If you give me machines that can generate forces, then the answer is "lots". Take your curve, and consider its projection $t \mapsto u(t)$ to the $x$ axis. Let's assume the curve describes the motion of a point-particle of mass $m$. By computing $u''(t)/m$, you can find the force, $F_x(t)$ that must be applied to the particle in the $x$-direction. If you assume, for example, that the particle is charged and floats between two nearly infinite planes whose voltage you can adjust arbitrarily, you just aadjust the voltage so that it varies as $F_x$. You do the same in the $y$-direction, perhaps by dragging large masses to be near/far from your particle, so that only gravitational forces act in the $y$ direction.
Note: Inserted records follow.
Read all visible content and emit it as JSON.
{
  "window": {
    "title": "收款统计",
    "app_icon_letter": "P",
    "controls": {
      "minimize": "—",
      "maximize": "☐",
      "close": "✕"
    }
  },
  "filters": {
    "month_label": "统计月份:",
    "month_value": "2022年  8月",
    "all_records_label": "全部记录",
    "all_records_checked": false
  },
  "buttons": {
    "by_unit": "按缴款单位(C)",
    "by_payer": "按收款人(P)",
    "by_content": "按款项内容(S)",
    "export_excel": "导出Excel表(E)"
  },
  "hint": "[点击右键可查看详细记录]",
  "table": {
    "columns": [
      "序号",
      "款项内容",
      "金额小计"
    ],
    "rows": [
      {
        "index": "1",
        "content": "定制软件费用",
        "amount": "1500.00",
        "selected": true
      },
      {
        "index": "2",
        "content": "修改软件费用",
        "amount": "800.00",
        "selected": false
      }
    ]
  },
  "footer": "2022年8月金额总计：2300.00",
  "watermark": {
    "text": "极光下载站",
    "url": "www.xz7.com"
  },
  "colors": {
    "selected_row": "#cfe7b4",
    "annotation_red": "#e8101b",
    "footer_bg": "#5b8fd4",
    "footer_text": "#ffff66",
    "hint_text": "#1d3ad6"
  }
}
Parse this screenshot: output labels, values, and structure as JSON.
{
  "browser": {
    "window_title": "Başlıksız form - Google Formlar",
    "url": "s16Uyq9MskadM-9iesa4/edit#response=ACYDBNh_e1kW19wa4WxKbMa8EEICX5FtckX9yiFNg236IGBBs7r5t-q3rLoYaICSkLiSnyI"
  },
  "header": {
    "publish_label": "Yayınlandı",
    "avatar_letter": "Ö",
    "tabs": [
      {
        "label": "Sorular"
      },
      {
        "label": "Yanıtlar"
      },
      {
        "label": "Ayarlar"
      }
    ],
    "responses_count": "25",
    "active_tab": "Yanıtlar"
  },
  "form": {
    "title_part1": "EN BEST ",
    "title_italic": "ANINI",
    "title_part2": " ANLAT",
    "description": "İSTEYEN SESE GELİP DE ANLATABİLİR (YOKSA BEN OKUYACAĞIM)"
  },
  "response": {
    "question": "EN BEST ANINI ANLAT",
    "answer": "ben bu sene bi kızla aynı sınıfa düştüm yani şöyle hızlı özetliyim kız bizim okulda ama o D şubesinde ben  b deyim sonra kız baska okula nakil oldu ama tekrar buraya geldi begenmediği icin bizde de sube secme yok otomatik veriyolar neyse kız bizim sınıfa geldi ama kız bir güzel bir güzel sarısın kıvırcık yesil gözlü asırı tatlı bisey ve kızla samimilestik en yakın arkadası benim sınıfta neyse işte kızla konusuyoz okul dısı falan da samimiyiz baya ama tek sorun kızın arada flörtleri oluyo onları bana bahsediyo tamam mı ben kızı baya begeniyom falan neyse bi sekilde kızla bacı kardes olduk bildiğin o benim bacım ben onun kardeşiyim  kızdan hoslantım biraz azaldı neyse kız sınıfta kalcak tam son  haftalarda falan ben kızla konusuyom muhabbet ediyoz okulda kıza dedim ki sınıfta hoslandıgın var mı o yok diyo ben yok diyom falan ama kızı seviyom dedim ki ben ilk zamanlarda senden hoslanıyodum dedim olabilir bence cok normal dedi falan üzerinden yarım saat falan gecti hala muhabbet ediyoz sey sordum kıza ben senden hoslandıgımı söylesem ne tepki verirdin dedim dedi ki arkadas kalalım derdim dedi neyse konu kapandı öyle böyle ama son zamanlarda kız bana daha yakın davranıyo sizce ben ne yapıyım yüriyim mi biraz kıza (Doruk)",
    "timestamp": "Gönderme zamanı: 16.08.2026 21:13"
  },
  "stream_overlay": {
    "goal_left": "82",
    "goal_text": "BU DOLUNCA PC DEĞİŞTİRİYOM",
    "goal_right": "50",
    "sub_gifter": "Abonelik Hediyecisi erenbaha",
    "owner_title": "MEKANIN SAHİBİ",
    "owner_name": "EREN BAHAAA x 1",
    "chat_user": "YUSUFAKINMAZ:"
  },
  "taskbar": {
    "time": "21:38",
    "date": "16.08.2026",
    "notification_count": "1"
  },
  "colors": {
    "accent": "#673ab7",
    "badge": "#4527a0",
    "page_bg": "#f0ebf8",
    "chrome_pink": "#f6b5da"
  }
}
The only constraint here is that $u$ and $v$ are twice differentiable, which is essential if the first law is to hold: $F = ma$ makes no sense if $a$ is undefined.
Note that even simple force profiles like $F_x(t) = \sin t$, $F_y(t) = 1$ lead to non-algebraic curves, so the answer is certainly richer than just "algebraic curves".
By the way, the image of $(u, v)$ may contain cusps, but the plot of $(t, u(t), v(t))$ will generally not, except at places where $u'$ and $v'$ are both zero.
All this describes idealized physics of a kind of Physics 1 world (in which point particles exists), and ignores relativistic effects completely. Otherwise I'd need to say that $u'(t)^2 + v'(t)^2 < c^2$ for all $t$, where $c$ is the speed of light, and (possible) some other things as well.